### ASSIGNMENT
In the entries below, find the string "text" and return each line holding it.

Extracted records
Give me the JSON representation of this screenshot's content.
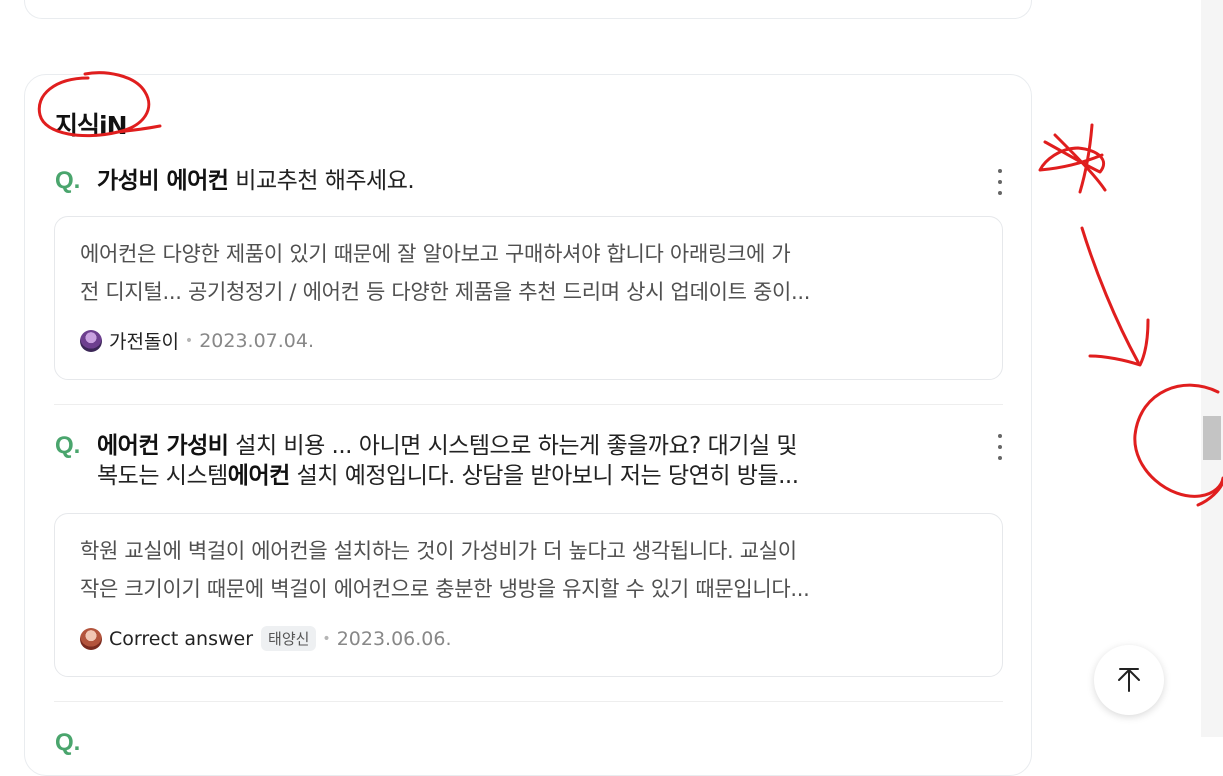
{
  "section": {
    "title": "지식iN"
  },
  "questions": [
    {
      "q_mark": "Q.",
      "title_parts": [
        {
          "text": "가성비 에어컨",
          "bold": true
        },
        {
          "text": " 비교추천 해주세요.",
          "bold": false
        }
      ],
      "answer_lines": [
        "에어컨은 다양한 제품이 있기 때문에 잘 알아보고 구매하셔야 합니다 아래링크에 가",
        "전 디지털... 공기청정기 / 에어컨 등 다양한 제품을 추천 드리며 상시 업데이트 중이..."
      ],
      "author": "가전돌이",
      "date": "2023.07.04."
    },
    {
      "q_mark": "Q.",
      "title_line1_parts": [
        {
          "text": "에어컨 가성비",
          "bold": true
        },
        {
          "text": " 설치 비용 ... 아니면 시스템으로 하는게 좋을까요? 대기실 및",
          "bold": false
        }
      ],
      "title_line2_parts": [
        {
          "text": "복도는 시스템",
          "bold": false
        },
        {
          "text": "에어컨",
          "bold": true
        },
        {
          "text": " 설치 예정입니다. 상담을 받아보니 저는 당연히 방들...",
          "bold": false
        }
      ],
      "answer_lines": [
        "학원 교실에 벽걸이 에어컨을 설치하는 것이 가성비가 더 높다고 생각됩니다. 교실이",
        "작은 크기이기 때문에 벽걸이 에어컨으로 충분한 냉방을 유지할 수 있기 때문입니다..."
      ],
      "author": "Correct answer",
      "badge": "태양신",
      "date": "2023.06.06."
    }
  ],
  "meta_separator": "•",
  "icons": {
    "more": "more-vertical-icon",
    "top": "arrow-up-icon",
    "avatar": "user-avatar-icon"
  },
  "colors": {
    "q_mark": "#4aa56d",
    "annotation": "#e01e1e"
  }
}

### FINISHED EXERCISE
          "text": "가성비 에어컨",
          "text": " 비교추천 해주세요.",
          "text": "에어컨 가성비",
          "text": " 설치 비용 ... 아니면 시스템으로 하는게 좋을까요? 대기실 및",
          "text": "복도는 시스템",
          "text": "에어컨",
          "text": " 설치 예정입니다. 상담을 받아보니 저는 당연히 방들...",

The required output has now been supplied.